These days, restrictions on abortion are being passed so often that it can be easy to forget abortion has been legal for much of American history.
Abortion: Solidly Rooted in America’s History
Leaders didn’t outlaw abortion in America until the mid-1800s. From colonial days until those first laws, abortion was a regular part of life for women. Common law allowed abortion prior to “quickening” — an archaic term for fetal movement that usually happens after around four months of pregnancy.
Medical literature and newspapers in the late 1700s and early 1800s regularly referred to herbs and medications as abortion-inducing methods, since surgical procedures were rare. Reproductive care including abortion was unregulated in those days; it was provided by skilled midwives, nurses, and other unlicensed women’s health care providers. Midwives were trusted, legitimate medical professionals who provided essential reproductive health care.
Prior to the Civil War, white men were not generally involved in the kind of gynecological or obstetric, or OB/GYN, practices we know today. Half of the women who provided reproductive care were Black women, some of whom were enslaved; midwives also included Indigenous and white women, according to an essay by Michele Goodwin, a law professor at the University of California-Irvine.

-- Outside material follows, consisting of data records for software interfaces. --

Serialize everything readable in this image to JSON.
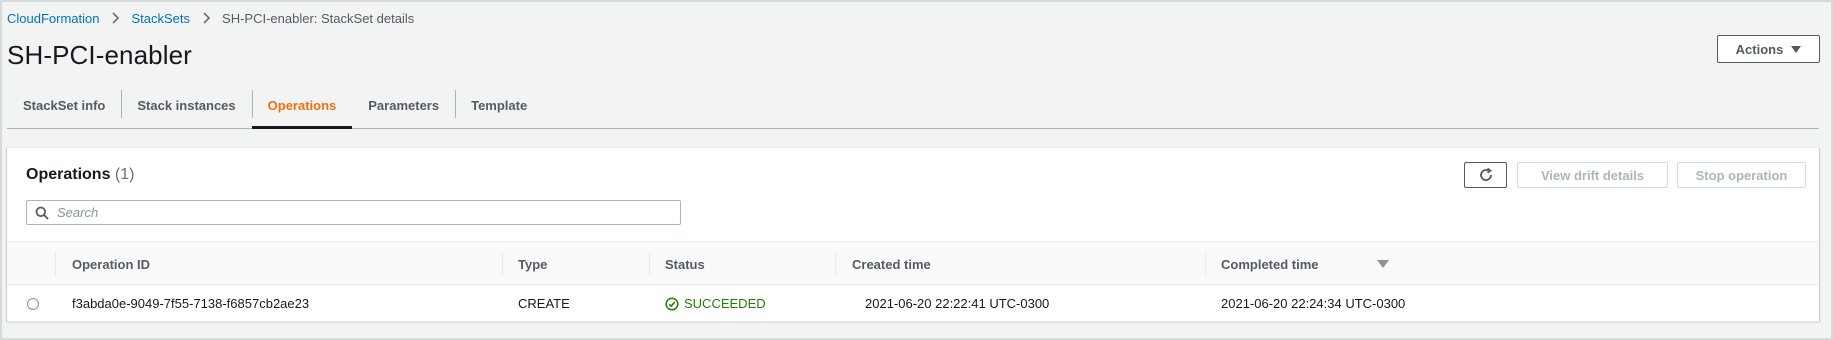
{
  "breadcrumb": {
    "items": [
      "CloudFormation",
      "StackSets"
    ],
    "current": "SH-PCI-enabler: StackSet details"
  },
  "header": {
    "title": "SH-PCI-enabler",
    "actions_label": "Actions"
  },
  "tabs": [
    {
      "label": "StackSet info",
      "active": false
    },
    {
      "label": "Stack instances",
      "active": false
    },
    {
      "label": "Operations",
      "active": true
    },
    {
      "label": "Parameters",
      "active": false
    },
    {
      "label": "Template",
      "active": false
    }
  ],
  "panel": {
    "title": "Operations",
    "count": "(1)",
    "view_drift_label": "View drift details",
    "stop_operation_label": "Stop operation",
    "search_placeholder": "Search"
  },
  "table": {
    "columns": [
      "Operation ID",
      "Type",
      "Status",
      "Created time",
      "Completed time"
    ],
    "rows": [
      {
        "operation_id": "f3abda0e-9049-7f55-7138-f6857cb2ae23",
        "type": "CREATE",
        "status": "SUCCEEDED",
        "created_time": "2021-06-20 22:22:41 UTC-0300",
        "completed_time": "2021-06-20 22:24:34 UTC-0300"
      }
    ]
  },
  "colors": {
    "link": "#0073bb",
    "active_tab": "#ec7211",
    "success": "#1d8102"
  },
  "icons": {
    "breadcrumb_separator": "chevron-right-icon",
    "actions_caret": "caret-down-icon",
    "refresh": "refresh-icon",
    "search": "search-icon",
    "status": "check-circle-icon",
    "sort": "sort-caret-icon"
  }
}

Abortion was frequently practiced in North America during the period from 1600 to 1900. Many tribal societies knew how to induce abortions... During the 1860s a number of states passed anti-abortion laws. Most of these laws were ambiguous and difficult to enforce. After 1860 stronger anti-abortion laws were passed and these laws were more vigorously enforced. As a result, many women began to utilize illegal underground abortion services.— Alliance for Perinatal Research and Services (1979)
Rules Banning Abortion for Enslaved Black Women
It is clear to see how deeply abortion bans are rooted in white supremacy and patriarchal strongholds when we look at the history of Black women in this country. The tradition of disregarding the humanity of Black people is part of more than 400 years of white supremacist systems in America. Although abortion was legal throughout the country until after the Civil War, there were different rules for enslaved Black women than for white women. Enslaved Black women were valuable property. They didn’t have the freedom to control their bodies, and slave owners prohibited them from having abortions.
Under the law, white men owned Black women’s bodies. So, enslaved women who had access to emmenagogic herbs — plants used to stimulate menstruation — had to make remedies to induce their own abortions in secret.
When slavery was abolished in 1865, the societal control over Black women’s bodies remained. Today, our white supremacist culture judges Black women for both having children and for having abortions — besetting them with blame for virtually any decision they make and any form of agency they take about their bodies.
The Racist History of Abortion and Midwifery Bans:
Today’s attacks on abortion access have a long history rooted in white supremacy.By Michele Goodwin, Chancellor's Professor of Law, U.C. Irvine (via ACLU)
The Rise of Laws Banning Abortion in the U.S.
Starting around the time of the Civil War, a coalition of male doctors — with the support of the Catholic Church and others who wanted to control women’s bodies — led a movement to push state governments to outlaw abortion across the board. The male-dominated medical profession wanted to take authority from the female-dominated profession of midwives, including the authority to provide abortion.
By 1910, abortion was banned nationwide. However, those with means — specifically wealthy white women — could afford to travel to skirt the law and access abortion while other people could not.
A Brief History of Abortion Law in America:
It's only become a hot-button issue in recent decades. For America's first century, abortion wasn’t banned in a single US state.By Irin Carmon
Legalization and the Continued Fight for Equitable Access to Abortion in America
The 1960s gave rise to abortion law reform. In the late 1960s, 11 states liberalized their abortion laws. And in 1973, the Supreme Court established the legal right to access abortion nationwide with its landmark decision in the Roe v. Wade case.
However, due to systemic racism, laws restricting access to abortion continued to target Black people and other people of color.
For instance, the Hyde Amendment bars federal Medicaid dollars from being used to cover abortions.
Hyde has particularly restricted the reproductive freedom of Black and Latino people.
Because of systemic racism built into America’s economic practices and policies, Black and Latino communities are less likely to have jobs that offer employer-sponsored health insurance and are more likely to rely on Medicaid.
Planned Parenthood is fighting for abortion access for all people. This fight is intersectional. It’s about dismantling America’s racist systems, like the economic and health care systems that make disproportionate numbers of Black and Brown people rely on public insurance that doesn’t cover abortion.